Post by MarkAnderson on Jan 3, 2018 18:42:16 GMT -7
I suppose others will disagree but I’d like to offer at least one dissenting opinion on volumes: they are (literally) a huge waste of space and they will ruin your nice pure wall. The best woodies are a single clean panel. The more “noise” you add the worse it gets and the harder it is to set a variety of problems. If you put a big volume on there, it will dictate the route setting for every problem that goes near it. On a small wall, that’s every problem.
I took your advice re: holds. You might notice the comfy crimps, limestone pockets, and hueco patina flakes. They seem to work really well on this board. So I'll take your word on the volumes and use the spare ply for something else.

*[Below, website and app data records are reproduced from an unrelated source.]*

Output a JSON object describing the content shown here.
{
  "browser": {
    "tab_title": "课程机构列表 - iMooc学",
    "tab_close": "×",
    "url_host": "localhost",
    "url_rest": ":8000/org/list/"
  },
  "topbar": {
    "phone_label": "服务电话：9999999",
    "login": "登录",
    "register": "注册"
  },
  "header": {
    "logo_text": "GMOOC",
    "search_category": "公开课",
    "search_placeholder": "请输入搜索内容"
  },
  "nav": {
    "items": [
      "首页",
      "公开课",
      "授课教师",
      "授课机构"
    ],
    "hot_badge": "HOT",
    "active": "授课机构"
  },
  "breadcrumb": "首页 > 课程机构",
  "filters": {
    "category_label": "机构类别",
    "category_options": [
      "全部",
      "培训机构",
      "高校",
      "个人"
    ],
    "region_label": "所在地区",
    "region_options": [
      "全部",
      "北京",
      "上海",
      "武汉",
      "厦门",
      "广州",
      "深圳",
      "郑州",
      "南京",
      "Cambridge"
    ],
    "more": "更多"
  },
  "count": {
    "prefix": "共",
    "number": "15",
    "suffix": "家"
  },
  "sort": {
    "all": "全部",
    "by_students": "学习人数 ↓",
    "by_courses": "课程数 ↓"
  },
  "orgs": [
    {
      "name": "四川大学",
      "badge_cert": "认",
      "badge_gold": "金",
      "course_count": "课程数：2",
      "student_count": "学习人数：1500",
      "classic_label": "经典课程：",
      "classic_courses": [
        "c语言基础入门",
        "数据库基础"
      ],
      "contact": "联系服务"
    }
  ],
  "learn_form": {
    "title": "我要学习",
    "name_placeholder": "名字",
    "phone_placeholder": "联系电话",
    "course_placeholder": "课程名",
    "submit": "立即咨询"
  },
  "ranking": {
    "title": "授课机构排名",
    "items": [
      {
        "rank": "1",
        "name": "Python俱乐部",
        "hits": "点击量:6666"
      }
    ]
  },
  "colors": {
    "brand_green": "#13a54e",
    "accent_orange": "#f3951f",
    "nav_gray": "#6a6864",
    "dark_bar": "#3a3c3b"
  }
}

I'm inclined to just put the slopers in storage until I eventually build a 15 or 30 degree wall. Holds are expensive in Australia, and good holds are hard to come by. Shipping large holds from OS is expensive - that's why I bought heaps before leaving the US, so I could take advantage of the spare space in the shipping container we used to get everything back to Oz. At least two of the slopers are doable for undercling compression problems where I'm pushing off the feet.
Last Edit: Jan 3, 2018 19:06:19 GMT -7 by jetjackson
I'd keep the slopers on - at least a few of them, and use them to bump off of. I feel like it's not uncommon outside to have to grab some shitty non-hold to reposition feet a bit just to get out to a good bump. I have a few hideous slopers on my 45 and use them this way and I quite like them. The other point is that I was completely useless in trying to use them when they went up (even for this bump scenario), but now after two years of using them, I'm only mostly useless with them. Real progress there...
I can't find it atm but you must have seen photos of the home made fingerboard in camp 4 in the 70's/ 80's. A plank of wood between 2 trees with a few crimps on it to traverse footless left and right. That beam is looking rather bare at the moment...
Looks like we might be moving house, I'm thinking to dismantle this freestanding woody and convert it to a 25 degree wall by basically tipping it up. I plan to put it indoors where I'll have 3.1m of height.
I could go with 30 degrees, but after playing around on the 40 degree board, I really don't think it's that suitable for what I'm training for - that is 15-25 degree overhanging routes on thin holds.
I figure at 25 degrees I'll also most likely be able to ARC on the larger holds on the board. In addition, I'll be able to do gnarly crimp limit boulders, and LBCs that are more in line with what I end up doing outside.
Will update when I change it up. Not looking forward to having to break down the wall and rebuild though, a short 18 months after I put it up. Such is the life when you rent.
Post by MarkAnderson on Jun 1, 2019 17:14:49 GMT -7
I think you want your woody to be a bit steeper than what you’re training for. This is because you will never get plastic footholds that are consistently as small as what you use outside, and if you train on hand holds that are as small as what you climb on, your skin will get trashed in training. The rock around you is much steeper than I climb on, and my primary training surface is 33 degrees.
Okay, adding to my thread here with some updated build ideas. As per the other thread, I have built a campus board, that should keep me going in isolation until my moonboard holds arrive. I am expecting them in about 8 weeks from now. Once they arrive, I'll be adapting my current build to a freestanding moonboard, which will take up a lot of my spare room. The problem with the moonboard is that a 40 degree board is really poor for ARC and I really want to improve the quality of the ARC phase of my cycles in the coming training cycles, without having to actually leave the house and go to a climbing gym. With ARC, hangboard, moonboard I don't think I'll need anything else for training that will require me to leave the house - a very positive thing given I now have a young 4 month old.
It occurred to me, that when I build the moonboard, I could create a couple of removable panels that could be added in to the structure to create a two angle wall that has a large 15 degree component, and then uses the remainder of the moon wall above for a bit of an extension. If I build it well, the additional panels should be able to be added and removed in 20-30 minutes and stored in my garage until I come back around to ARC in the following season.
As a renter, I've always been limited to creating freestanding structures.
Here is my current structure. You can see how I've utilised the back of the 'cube' for storage space for camping and climbing equipment. It actually helps really utilise all our space in our spare room.
So as you can see, the idea is to have 2 x 1200*2400 panels, that are reinforced with a 45x90mm timber frame. Then I'll be able to essentially wheel them into the spare room on a dolly, put them both face down on the ground, keeping the holds on them. Then fasten them together with the fasteners as mentioned, lift and position the wall in the frame and secure it with fasteners on either side.
Then I'll have a removable ARC wall I can throw on when I start the season. I'll leave it on pretty much all the way until I'm into the strength phase, still using it for warming up for hangboarding etc. Then when I move to power and power endurance, I can remove it and utilise the moonboard for those phases.